We also met a young family with twin girls who were traveling around the US in their Winnebago View, a smaller camper van. They were boulderers too and we enjoyed trading tips on places to visit along our travels. It’s always inspiring to see young families traveling full-time, a little glimpse into our (distant) future.
We love seeing how different people approach the nomadic lifestyle. Some live large in fancy converted Sprinter vans or huge RVs and spend all of their time camping at established campsites with amenities. Others live much more simply, living out of the back of SUVs, minivans, or smaller vans and camping in the middle of the desert on public land or stealth camping in cities. We seem to be somewhere in-between, the perfect spot to meet all types of fellow nomads.
We ended our first weekend with thin fingertips and a few more scrapes and bruises than before, but replenished by the fresh outdoor air and stoked to come back the next weekend.
The next week, we took off work Thursday and Friday and climbed Thursday, Friday, and Saturday. Knowing that we had three full days of hard climbing ahead of us, we took our days a little bit more slowly. We also bought a guidebook so that we could find new areas of the park and a knee pad to protect our legs from getting more banged up.
While the knee pad helped protect our legs, it didn’t prevent Choi from finishing the weekend looking like he’d come out of a fight, with bloody knuckles and a split lip. The weather our second weekend was sunny but super windy. Most of the time this wasn’t an issue, but it did make some of the taller climbs we tried, like Sign of the Cross (V3), a bit spooky. We didn’t end up sending this one and will have to come back on a future trip.
We did however, send a couple of our other projects, most exciting being Lobster Claw (V5). Lobster Claw is a climb that I first tried on my first trip to Hueco back in May 2018. Back then, it felt impossible but on every trip since I, and now Choi, have made slow but steady progress.
We found ourselves in the cool cave-like area of Lobster Claw around lunch time on Saturday. After finding some new beta (a new way of climbing the boulder) Choi finally sent it! I followed up with a send about 45 minutes and 3 or 4 attempts later, a slightly delayed send train (check out the video on our instagram)
Friday evening wasn’t quite as windy as the other days so we rewarded ourselves by baking cinnamon rolls over our camp stove in our Omnia Oven and playing cards outside.
We spent Saturday morning climbing in the Girls of Texas area and Choi finally got in his send, cheered on by a squawking flock of quail and some friendly beginner climbers who were on their first outdoor bouldering trip. It’s always feels great to finish a climb you’ve put so much work into and it was awesome to cheer Choi on as he got in a morning send on our last day!

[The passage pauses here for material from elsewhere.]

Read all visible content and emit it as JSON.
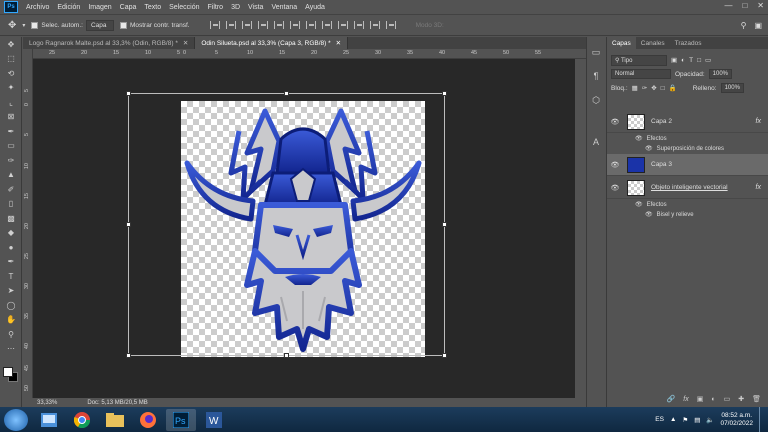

Tired but accomplished, we packed up the van and hit the road towards Utah, a new state for me and where we’ll spend the rest of the month.

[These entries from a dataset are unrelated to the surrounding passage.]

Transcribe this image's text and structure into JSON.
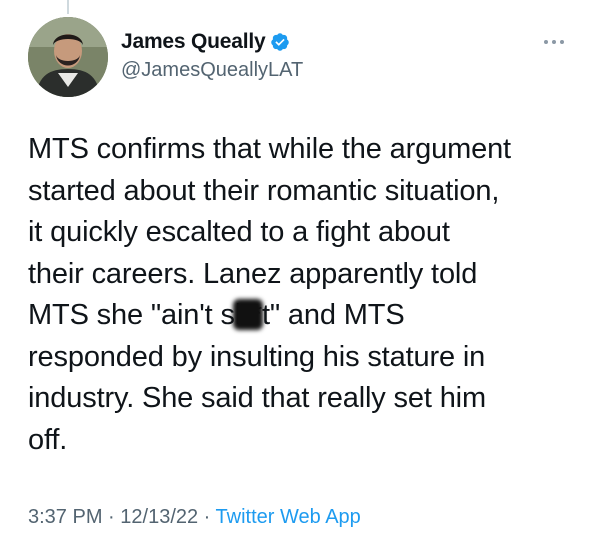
{
  "author": {
    "display_name": "James Queally",
    "handle": "@JamesQueallyLAT",
    "verified": true,
    "verified_color": "#1d9bf0"
  },
  "tweet": {
    "lines": [
      "MTS confirms that while the argument",
      "started about their romantic situation,",
      "it quickly escalted to a fight about",
      "their careers. Lanez apparently told"
    ],
    "line5_before": "MTS she \"ain't ",
    "line5_redacted_word": "sh*t",
    "line5_after": "\" and MTS",
    "lines_end": [
      "responded by insulting his stature in",
      "industry. She said that really set him",
      "off."
    ]
  },
  "meta": {
    "time": "3:37 PM",
    "separator": " · ",
    "date": "12/13/22",
    "source": "Twitter Web App"
  },
  "icons": {
    "verified": "verified-badge-icon",
    "more": "more-options-icon"
  }
}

Hueco Tanks, we love your fiery sunsets, your friendly campers, and your amazing climbs. Along We Go!
Meredith Davis · March 13, 2021 at 9:34 pm

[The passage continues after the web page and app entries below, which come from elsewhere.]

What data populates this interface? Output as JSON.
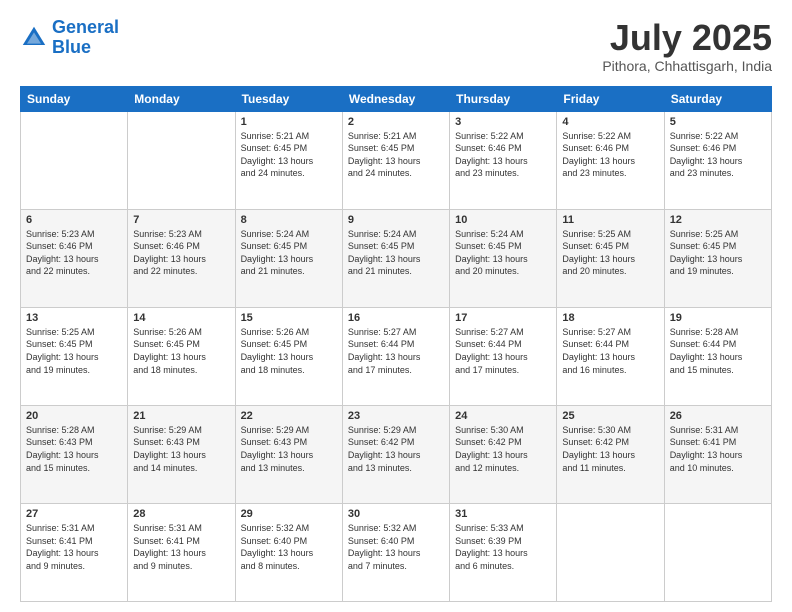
{
  "logo": {
    "line1": "General",
    "line2": "Blue"
  },
  "header": {
    "month": "July 2025",
    "location": "Pithora, Chhattisgarh, India"
  },
  "weekdays": [
    "Sunday",
    "Monday",
    "Tuesday",
    "Wednesday",
    "Thursday",
    "Friday",
    "Saturday"
  ],
  "weeks": [
    [
      {
        "day": "",
        "info": ""
      },
      {
        "day": "",
        "info": ""
      },
      {
        "day": "1",
        "info": "Sunrise: 5:21 AM\nSunset: 6:45 PM\nDaylight: 13 hours\nand 24 minutes."
      },
      {
        "day": "2",
        "info": "Sunrise: 5:21 AM\nSunset: 6:45 PM\nDaylight: 13 hours\nand 24 minutes."
      },
      {
        "day": "3",
        "info": "Sunrise: 5:22 AM\nSunset: 6:46 PM\nDaylight: 13 hours\nand 23 minutes."
      },
      {
        "day": "4",
        "info": "Sunrise: 5:22 AM\nSunset: 6:46 PM\nDaylight: 13 hours\nand 23 minutes."
      },
      {
        "day": "5",
        "info": "Sunrise: 5:22 AM\nSunset: 6:46 PM\nDaylight: 13 hours\nand 23 minutes."
      }
    ],
    [
      {
        "day": "6",
        "info": "Sunrise: 5:23 AM\nSunset: 6:46 PM\nDaylight: 13 hours\nand 22 minutes."
      },
      {
        "day": "7",
        "info": "Sunrise: 5:23 AM\nSunset: 6:46 PM\nDaylight: 13 hours\nand 22 minutes."
      },
      {
        "day": "8",
        "info": "Sunrise: 5:24 AM\nSunset: 6:45 PM\nDaylight: 13 hours\nand 21 minutes."
      },
      {
        "day": "9",
        "info": "Sunrise: 5:24 AM\nSunset: 6:45 PM\nDaylight: 13 hours\nand 21 minutes."
      },
      {
        "day": "10",
        "info": "Sunrise: 5:24 AM\nSunset: 6:45 PM\nDaylight: 13 hours\nand 20 minutes."
      },
      {
        "day": "11",
        "info": "Sunrise: 5:25 AM\nSunset: 6:45 PM\nDaylight: 13 hours\nand 20 minutes."
      },
      {
        "day": "12",
        "info": "Sunrise: 5:25 AM\nSunset: 6:45 PM\nDaylight: 13 hours\nand 19 minutes."
      }
    ],
    [
      {
        "day": "13",
        "info": "Sunrise: 5:25 AM\nSunset: 6:45 PM\nDaylight: 13 hours\nand 19 minutes."
      },
      {
        "day": "14",
        "info": "Sunrise: 5:26 AM\nSunset: 6:45 PM\nDaylight: 13 hours\nand 18 minutes."
      },
      {
        "day": "15",
        "info": "Sunrise: 5:26 AM\nSunset: 6:45 PM\nDaylight: 13 hours\nand 18 minutes."
      },
      {
        "day": "16",
        "info": "Sunrise: 5:27 AM\nSunset: 6:44 PM\nDaylight: 13 hours\nand 17 minutes."
      },
      {
        "day": "17",
        "info": "Sunrise: 5:27 AM\nSunset: 6:44 PM\nDaylight: 13 hours\nand 17 minutes."
      },
      {
        "day": "18",
        "info": "Sunrise: 5:27 AM\nSunset: 6:44 PM\nDaylight: 13 hours\nand 16 minutes."
      },
      {
        "day": "19",
        "info": "Sunrise: 5:28 AM\nSunset: 6:44 PM\nDaylight: 13 hours\nand 15 minutes."
      }
    ],
    [
      {
        "day": "20",
        "info": "Sunrise: 5:28 AM\nSunset: 6:43 PM\nDaylight: 13 hours\nand 15 minutes."
      },
      {
        "day": "21",
        "info": "Sunrise: 5:29 AM\nSunset: 6:43 PM\nDaylight: 13 hours\nand 14 minutes."
      },
      {
        "day": "22",
        "info": "Sunrise: 5:29 AM\nSunset: 6:43 PM\nDaylight: 13 hours\nand 13 minutes."
      },
      {
        "day": "23",
        "info": "Sunrise: 5:29 AM\nSunset: 6:42 PM\nDaylight: 13 hours\nand 13 minutes."
      },
      {
        "day": "24",
        "info": "Sunrise: 5:30 AM\nSunset: 6:42 PM\nDaylight: 13 hours\nand 12 minutes."
      },
      {
        "day": "25",
        "info": "Sunrise: 5:30 AM\nSunset: 6:42 PM\nDaylight: 13 hours\nand 11 minutes."
      },
      {
        "day": "26",
        "info": "Sunrise: 5:31 AM\nSunset: 6:41 PM\nDaylight: 13 hours\nand 10 minutes."
      }
    ],
    [
      {
        "day": "27",
        "info": "Sunrise: 5:31 AM\nSunset: 6:41 PM\nDaylight: 13 hours\nand 9 minutes."
      },
      {
        "day": "28",
        "info": "Sunrise: 5:31 AM\nSunset: 6:41 PM\nDaylight: 13 hours\nand 9 minutes."
      },
      {
        "day": "29",
        "info": "Sunrise: 5:32 AM\nSunset: 6:40 PM\nDaylight: 13 hours\nand 8 minutes."
      },
      {
        "day": "30",
        "info": "Sunrise: 5:32 AM\nSunset: 6:40 PM\nDaylight: 13 hours\nand 7 minutes."
      },
      {
        "day": "31",
        "info": "Sunrise: 5:33 AM\nSunset: 6:39 PM\nDaylight: 13 hours\nand 6 minutes."
      },
      {
        "day": "",
        "info": ""
      },
      {
        "day": "",
        "info": ""
      }
    ]
  ]
}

Woohoo, love how you guys can pivot to go where you want to go, and how cool that only 70 can get on those boulders at a time! I bet you guys were first in line 🙂 Tell Choi he did an excellent job on that bob, it looks adorable. And good job on the climbs, you are both getting so strong (and beat up!)